She also collaborated with people whose previous parties were disasters, or supported rivals who have openly criticized her omnipresence, which is especially surprising to those who live on an island. “I remember walking into some bars, and I could feel the record skip,” she remembers. “I didn’t care. I realize people see me as too hype, too over-happy, too cheesy. It’s just that there’s so much happening here, and I couldn’t wait to share it with everyone.”
It all came crashing down in May 2015, when a routine medical checkup led to Christa being diagnosed with Stage IV breast cancer. Traversing into the land of the sick, everything changed. “The first two weeks are terrifying, the absolute worst—you’re always waiting around, waiting for the doctor to see you, waiting for a test—just too much waiting with your mind racing,” Christa remembers. “A journal was the first thing I did.” The journal evolved into the Aloha Cancer Project, an online resource she created with friend and fellow cancer survivor Daniel Gray, who owned SoHo Mixed Media Bar on Pauahi Street until 2013. She wrote a how-to outline for those recently diagnosed with cancer. Her doctor declared “all trouble areas completely resolved” in September 2015, then confirmed it again in March 2016. A few months later, in July, she was scheduled to present a TEDx talk about perseverance. Days before, new tests showed that her cancer had metastasized to other organs. Instead of canceling, she filmed her presentation in advance, and went to treatment. She recites these facts quickly in person, dispelling any horror with another story of a remembered party, of the next event crew to look out for.

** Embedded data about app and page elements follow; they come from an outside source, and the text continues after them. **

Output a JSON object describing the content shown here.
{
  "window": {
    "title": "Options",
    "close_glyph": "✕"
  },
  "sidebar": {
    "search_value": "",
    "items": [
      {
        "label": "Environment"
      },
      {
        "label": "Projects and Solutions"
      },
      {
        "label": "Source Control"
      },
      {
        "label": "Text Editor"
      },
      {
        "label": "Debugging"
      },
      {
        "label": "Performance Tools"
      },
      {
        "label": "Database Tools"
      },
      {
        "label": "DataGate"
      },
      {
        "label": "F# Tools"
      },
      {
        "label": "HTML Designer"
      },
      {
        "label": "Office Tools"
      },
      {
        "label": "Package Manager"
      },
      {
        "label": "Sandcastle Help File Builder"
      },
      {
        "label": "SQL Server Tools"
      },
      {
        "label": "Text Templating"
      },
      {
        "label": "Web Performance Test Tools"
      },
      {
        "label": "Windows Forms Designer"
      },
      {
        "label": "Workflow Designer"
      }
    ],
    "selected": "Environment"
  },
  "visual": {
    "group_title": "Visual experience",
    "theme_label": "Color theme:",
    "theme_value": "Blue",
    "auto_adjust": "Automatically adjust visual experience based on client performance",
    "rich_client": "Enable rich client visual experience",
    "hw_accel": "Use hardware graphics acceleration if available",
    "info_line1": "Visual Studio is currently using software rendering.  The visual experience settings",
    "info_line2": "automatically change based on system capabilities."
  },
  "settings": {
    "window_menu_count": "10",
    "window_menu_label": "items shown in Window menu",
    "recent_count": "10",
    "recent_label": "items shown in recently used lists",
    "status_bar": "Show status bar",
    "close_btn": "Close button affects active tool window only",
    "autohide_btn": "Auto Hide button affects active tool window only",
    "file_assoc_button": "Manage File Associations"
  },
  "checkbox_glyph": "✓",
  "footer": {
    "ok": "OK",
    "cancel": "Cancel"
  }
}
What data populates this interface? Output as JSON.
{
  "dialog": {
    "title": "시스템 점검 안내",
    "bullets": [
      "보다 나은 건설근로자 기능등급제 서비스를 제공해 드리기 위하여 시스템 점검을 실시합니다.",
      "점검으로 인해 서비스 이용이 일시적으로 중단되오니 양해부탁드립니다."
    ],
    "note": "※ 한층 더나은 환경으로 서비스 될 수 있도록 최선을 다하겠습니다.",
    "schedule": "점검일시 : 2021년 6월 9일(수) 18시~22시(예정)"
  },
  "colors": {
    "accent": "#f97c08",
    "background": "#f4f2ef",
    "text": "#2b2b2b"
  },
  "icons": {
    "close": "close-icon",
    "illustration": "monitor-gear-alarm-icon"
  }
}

Christa is nowhere near ready to leave the party. In the summer of 2016, between brain radiation and hormone and light therapy, she took vacations in France and New Zealand. Per the usual, she responds to emails in a snap. She is filming a documentary. She continues to write for the paper, for her blog, and to pen notes of encouragement to others. She is planning pool parties, receptions, yoga fundraisers, and more trips around the world. She is creating business plans for marijuana dispensaries, which cater to those, like herself, who require pain medication. She adopted a middle-aged salt-and-pepper-colored dog named BooBoo to accompany her to radio interviews and doctor appointments. “Everything is here,” says Christa, whose long blonde hair has been burnt away. “My friends have become my family. There’s nowhere in the world like this place. Believe me, I’ve seen it.”
Exiting her apartment, I’m plied with a mixtape CD, an Aloha Cancer Project journal, and several flyers. The next day, I read her Supercity column in the paper. This week’s installment is about a nightclub she had visited between treatments that most had written off as corny, with lame music. “It’s one of those places you can go with no plans or no friends and most likely still be all good,” she writes beneath an image of diverse young people clearly enjoying themselves. “You will make friends. If you feel like you don’t fit in anywhere, this could be the place for you.”
For more information on Christa’s Aloha Cancer Project, visit alohacancerproject.org.
This story is part of our The Good Life Issue.